## Goal of the exercise
Across the data below, count every line where the string "this" appears. Answer with the number alone.

^^^^^^^^

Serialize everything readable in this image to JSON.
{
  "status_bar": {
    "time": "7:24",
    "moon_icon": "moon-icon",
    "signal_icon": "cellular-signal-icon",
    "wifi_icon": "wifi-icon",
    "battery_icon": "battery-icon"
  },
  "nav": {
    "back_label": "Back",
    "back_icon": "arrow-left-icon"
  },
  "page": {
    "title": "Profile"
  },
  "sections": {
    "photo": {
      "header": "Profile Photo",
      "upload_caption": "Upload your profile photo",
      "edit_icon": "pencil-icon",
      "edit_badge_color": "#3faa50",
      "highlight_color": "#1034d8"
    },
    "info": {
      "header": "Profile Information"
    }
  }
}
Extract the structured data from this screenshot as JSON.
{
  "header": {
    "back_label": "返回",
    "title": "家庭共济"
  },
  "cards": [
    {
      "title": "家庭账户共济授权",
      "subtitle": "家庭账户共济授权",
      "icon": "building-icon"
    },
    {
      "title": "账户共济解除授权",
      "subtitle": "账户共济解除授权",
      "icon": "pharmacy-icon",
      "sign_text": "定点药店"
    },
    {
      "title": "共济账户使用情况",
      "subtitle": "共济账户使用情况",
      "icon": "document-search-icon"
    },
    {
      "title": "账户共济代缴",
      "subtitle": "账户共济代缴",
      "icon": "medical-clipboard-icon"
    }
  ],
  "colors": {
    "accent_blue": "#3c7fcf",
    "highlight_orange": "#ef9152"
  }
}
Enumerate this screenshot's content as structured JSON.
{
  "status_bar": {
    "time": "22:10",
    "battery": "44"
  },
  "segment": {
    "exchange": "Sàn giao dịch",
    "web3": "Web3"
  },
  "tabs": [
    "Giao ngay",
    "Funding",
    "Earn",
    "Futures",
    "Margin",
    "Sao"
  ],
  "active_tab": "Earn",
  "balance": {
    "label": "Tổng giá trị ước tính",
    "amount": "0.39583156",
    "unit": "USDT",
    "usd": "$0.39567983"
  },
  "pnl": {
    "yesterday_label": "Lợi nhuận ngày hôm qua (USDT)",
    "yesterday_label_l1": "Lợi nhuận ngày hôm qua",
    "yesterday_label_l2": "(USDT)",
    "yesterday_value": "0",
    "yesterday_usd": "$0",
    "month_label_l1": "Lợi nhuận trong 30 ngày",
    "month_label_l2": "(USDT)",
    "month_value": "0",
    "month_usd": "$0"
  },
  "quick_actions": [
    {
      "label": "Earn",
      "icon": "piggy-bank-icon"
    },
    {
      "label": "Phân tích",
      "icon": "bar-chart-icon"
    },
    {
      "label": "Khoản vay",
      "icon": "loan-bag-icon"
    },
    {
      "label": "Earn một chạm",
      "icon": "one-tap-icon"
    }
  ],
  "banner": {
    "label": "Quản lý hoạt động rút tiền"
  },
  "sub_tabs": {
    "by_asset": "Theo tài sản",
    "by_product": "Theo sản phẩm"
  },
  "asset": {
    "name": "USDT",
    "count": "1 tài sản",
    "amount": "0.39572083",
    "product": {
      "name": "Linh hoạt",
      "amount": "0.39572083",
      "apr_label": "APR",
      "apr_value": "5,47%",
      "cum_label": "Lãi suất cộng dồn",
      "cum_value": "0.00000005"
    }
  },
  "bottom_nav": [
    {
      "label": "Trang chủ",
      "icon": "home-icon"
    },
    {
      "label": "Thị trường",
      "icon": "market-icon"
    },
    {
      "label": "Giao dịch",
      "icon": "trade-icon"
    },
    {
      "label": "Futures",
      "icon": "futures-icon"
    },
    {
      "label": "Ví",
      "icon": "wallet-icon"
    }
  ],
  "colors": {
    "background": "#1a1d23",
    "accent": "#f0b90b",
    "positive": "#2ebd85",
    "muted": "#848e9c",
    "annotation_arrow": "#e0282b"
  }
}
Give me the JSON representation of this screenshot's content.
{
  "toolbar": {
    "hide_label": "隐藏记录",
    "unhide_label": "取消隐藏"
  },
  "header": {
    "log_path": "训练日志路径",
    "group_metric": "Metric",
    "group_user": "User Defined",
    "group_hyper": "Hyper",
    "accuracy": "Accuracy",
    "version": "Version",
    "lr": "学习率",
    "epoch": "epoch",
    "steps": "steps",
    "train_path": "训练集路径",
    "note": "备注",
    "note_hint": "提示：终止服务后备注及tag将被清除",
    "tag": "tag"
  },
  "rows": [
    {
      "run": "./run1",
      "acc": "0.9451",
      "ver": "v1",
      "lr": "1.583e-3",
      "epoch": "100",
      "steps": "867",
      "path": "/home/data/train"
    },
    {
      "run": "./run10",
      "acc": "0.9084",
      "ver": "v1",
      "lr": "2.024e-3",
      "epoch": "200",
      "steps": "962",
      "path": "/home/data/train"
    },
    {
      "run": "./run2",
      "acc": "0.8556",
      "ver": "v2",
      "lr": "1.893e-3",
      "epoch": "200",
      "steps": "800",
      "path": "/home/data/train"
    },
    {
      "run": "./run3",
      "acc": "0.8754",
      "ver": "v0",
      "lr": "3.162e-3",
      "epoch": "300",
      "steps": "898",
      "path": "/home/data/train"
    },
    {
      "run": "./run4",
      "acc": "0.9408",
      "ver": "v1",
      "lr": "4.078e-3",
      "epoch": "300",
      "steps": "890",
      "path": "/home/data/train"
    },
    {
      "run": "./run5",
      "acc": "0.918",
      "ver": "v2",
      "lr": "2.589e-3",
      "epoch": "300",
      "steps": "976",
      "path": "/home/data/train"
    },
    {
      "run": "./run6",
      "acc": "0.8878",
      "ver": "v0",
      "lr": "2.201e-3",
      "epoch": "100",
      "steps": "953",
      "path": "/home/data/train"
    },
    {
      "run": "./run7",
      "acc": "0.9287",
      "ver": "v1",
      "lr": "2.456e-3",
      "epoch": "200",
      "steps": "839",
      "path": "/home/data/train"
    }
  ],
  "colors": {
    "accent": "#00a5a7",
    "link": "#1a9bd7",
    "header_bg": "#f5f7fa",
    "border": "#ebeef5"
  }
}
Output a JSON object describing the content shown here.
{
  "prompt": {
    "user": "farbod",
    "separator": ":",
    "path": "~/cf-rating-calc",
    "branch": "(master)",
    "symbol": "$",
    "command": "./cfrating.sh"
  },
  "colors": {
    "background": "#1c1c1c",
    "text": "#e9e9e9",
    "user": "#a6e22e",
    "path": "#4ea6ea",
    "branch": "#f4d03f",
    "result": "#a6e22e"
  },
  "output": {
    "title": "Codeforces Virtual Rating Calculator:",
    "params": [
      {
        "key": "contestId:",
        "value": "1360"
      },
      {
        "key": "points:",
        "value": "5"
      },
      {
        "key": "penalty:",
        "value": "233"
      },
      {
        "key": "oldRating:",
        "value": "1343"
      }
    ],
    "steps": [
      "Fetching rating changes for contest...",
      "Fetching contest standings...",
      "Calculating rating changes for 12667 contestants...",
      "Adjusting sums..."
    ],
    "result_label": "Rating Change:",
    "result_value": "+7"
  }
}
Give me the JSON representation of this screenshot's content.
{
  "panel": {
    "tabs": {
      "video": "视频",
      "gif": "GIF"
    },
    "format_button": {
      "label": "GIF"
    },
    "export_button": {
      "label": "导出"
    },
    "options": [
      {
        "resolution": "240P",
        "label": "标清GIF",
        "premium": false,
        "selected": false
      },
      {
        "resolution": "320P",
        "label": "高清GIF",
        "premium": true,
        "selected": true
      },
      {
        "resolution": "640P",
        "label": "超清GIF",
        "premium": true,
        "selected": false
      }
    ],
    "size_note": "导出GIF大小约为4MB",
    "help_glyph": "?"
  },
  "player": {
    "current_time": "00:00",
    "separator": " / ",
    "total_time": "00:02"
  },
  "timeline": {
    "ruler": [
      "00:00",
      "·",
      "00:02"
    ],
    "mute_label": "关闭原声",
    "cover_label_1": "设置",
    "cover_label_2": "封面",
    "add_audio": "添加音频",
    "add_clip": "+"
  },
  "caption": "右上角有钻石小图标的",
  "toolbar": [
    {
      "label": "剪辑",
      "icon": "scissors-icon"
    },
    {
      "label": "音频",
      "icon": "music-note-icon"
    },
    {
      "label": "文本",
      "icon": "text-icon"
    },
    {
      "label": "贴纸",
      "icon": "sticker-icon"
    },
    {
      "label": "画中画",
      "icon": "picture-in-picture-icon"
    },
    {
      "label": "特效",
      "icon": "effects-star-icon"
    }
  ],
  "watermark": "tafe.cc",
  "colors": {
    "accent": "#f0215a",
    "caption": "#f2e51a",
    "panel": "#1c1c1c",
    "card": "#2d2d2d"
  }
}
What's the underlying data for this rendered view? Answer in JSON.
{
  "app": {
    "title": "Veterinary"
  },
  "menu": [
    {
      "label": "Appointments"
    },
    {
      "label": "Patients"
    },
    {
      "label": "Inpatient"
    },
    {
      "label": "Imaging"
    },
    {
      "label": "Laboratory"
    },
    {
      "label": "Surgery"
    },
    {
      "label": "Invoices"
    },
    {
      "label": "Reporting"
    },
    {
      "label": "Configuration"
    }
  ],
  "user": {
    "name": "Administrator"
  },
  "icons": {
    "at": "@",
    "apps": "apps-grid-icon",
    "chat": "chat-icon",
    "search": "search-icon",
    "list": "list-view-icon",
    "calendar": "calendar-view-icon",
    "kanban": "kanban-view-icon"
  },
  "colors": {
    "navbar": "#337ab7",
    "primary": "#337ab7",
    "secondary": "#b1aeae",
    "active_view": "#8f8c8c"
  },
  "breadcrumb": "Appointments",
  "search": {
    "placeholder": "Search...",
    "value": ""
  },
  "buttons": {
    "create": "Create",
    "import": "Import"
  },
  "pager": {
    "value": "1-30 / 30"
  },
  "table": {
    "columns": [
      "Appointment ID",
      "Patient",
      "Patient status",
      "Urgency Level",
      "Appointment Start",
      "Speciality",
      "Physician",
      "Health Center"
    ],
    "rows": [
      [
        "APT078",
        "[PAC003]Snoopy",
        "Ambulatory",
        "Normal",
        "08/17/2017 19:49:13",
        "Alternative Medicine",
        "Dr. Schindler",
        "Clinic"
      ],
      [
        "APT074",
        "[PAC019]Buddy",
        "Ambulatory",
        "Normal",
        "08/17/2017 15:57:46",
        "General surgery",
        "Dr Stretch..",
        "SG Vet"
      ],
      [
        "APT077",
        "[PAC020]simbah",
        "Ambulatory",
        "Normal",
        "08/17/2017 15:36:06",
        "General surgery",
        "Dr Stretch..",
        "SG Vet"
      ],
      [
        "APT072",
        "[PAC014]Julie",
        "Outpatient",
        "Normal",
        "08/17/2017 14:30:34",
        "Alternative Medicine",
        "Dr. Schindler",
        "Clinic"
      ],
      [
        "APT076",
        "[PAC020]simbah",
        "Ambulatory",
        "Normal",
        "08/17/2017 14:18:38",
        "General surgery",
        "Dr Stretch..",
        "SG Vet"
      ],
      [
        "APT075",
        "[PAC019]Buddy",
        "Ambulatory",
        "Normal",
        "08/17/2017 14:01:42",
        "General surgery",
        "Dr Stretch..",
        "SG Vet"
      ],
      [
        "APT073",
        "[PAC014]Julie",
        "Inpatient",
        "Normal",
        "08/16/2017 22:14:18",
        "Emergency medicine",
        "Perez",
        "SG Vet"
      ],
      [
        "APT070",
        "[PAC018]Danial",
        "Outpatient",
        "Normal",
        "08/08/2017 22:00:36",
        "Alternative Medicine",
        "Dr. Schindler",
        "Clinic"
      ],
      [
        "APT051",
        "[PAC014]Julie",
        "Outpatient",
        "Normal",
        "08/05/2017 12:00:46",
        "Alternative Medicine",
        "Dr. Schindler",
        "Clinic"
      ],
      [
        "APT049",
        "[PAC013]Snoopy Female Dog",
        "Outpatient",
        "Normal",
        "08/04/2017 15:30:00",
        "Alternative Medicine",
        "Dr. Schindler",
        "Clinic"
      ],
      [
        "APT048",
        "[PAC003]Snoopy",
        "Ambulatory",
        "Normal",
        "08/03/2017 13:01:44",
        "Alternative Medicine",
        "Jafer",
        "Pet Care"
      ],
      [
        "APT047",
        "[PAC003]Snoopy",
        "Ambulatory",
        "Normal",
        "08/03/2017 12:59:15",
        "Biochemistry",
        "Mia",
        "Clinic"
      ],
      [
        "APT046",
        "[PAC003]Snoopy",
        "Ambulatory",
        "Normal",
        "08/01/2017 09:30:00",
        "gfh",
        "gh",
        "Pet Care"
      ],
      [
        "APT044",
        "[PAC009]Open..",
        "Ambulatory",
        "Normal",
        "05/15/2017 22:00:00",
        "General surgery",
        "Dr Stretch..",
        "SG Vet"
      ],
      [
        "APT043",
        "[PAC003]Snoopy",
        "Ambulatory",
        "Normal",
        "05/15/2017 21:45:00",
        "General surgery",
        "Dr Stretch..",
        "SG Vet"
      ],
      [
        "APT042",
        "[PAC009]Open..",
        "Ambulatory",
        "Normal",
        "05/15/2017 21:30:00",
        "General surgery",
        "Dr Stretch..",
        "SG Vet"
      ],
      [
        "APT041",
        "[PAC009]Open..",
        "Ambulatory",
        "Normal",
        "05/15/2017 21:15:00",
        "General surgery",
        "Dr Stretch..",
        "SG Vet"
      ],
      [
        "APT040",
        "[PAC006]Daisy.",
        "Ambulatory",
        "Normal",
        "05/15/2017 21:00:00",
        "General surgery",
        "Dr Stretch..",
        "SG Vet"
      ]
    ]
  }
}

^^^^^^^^

## Expected answer
6